AIM OF THE TASK: Search the records for the string "value", and show each line where it appears.
# # #
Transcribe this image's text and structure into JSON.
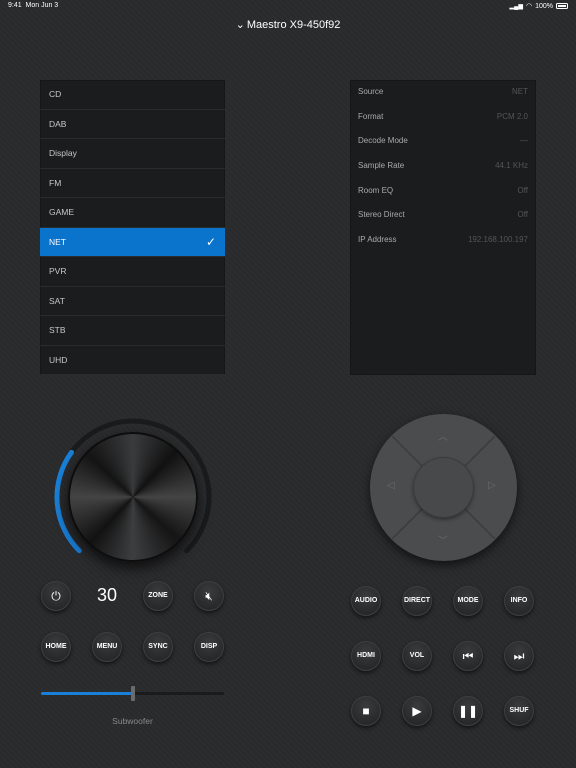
{
  "status": {
    "time": "9:41",
    "date": "Mon Jun 3",
    "signal": "▂▄▆",
    "wifi": "◠",
    "battery": "100%"
  },
  "title": "Maestro X9-450f92",
  "sources": [
    {
      "label": "CD",
      "selected": false
    },
    {
      "label": "DAB",
      "selected": false
    },
    {
      "label": "Display",
      "selected": false
    },
    {
      "label": "FM",
      "selected": false
    },
    {
      "label": "GAME",
      "selected": false
    },
    {
      "label": "NET",
      "selected": true
    },
    {
      "label": "PVR",
      "selected": false
    },
    {
      "label": "SAT",
      "selected": false
    },
    {
      "label": "STB",
      "selected": false
    },
    {
      "label": "UHD",
      "selected": false
    }
  ],
  "info": [
    {
      "label": "Source",
      "value": "NET"
    },
    {
      "label": "Format",
      "value": "PCM 2.0"
    },
    {
      "label": "Decode Mode",
      "value": "—"
    },
    {
      "label": "Sample Rate",
      "value": "44.1 KHz"
    },
    {
      "label": "Room EQ",
      "value": "Off"
    },
    {
      "label": "Stereo Direct",
      "value": "Off"
    },
    {
      "label": "IP Address",
      "value": "192.168.100.197"
    }
  ],
  "volume": {
    "value": "30",
    "level": 0.3
  },
  "buttons": {
    "zone": "ZONE",
    "home": "HOME",
    "menu": "MENU",
    "sync": "SYNC",
    "disp": "DISP",
    "audio": "AUDIO",
    "direct": "DIRECT",
    "mode": "MODE",
    "info": "INFO",
    "hdmi": "HDMI",
    "vol": "VOL",
    "shuf": "SHUF"
  },
  "subwoofer": {
    "label": "Subwoofer",
    "level": 0.5
  },
  "colors": {
    "accent": "#0a73cc",
    "background": "#2a2b2d"
  }
}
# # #
THE COMPLETED TASK:
      "value": "NET"
      "value": "PCM 2.0"
      "value": "—"
      "value": "44.1 KHz"
      "value": "Off"
      "value": "Off"
      "value": "192.168.100.197"
    "value": "30",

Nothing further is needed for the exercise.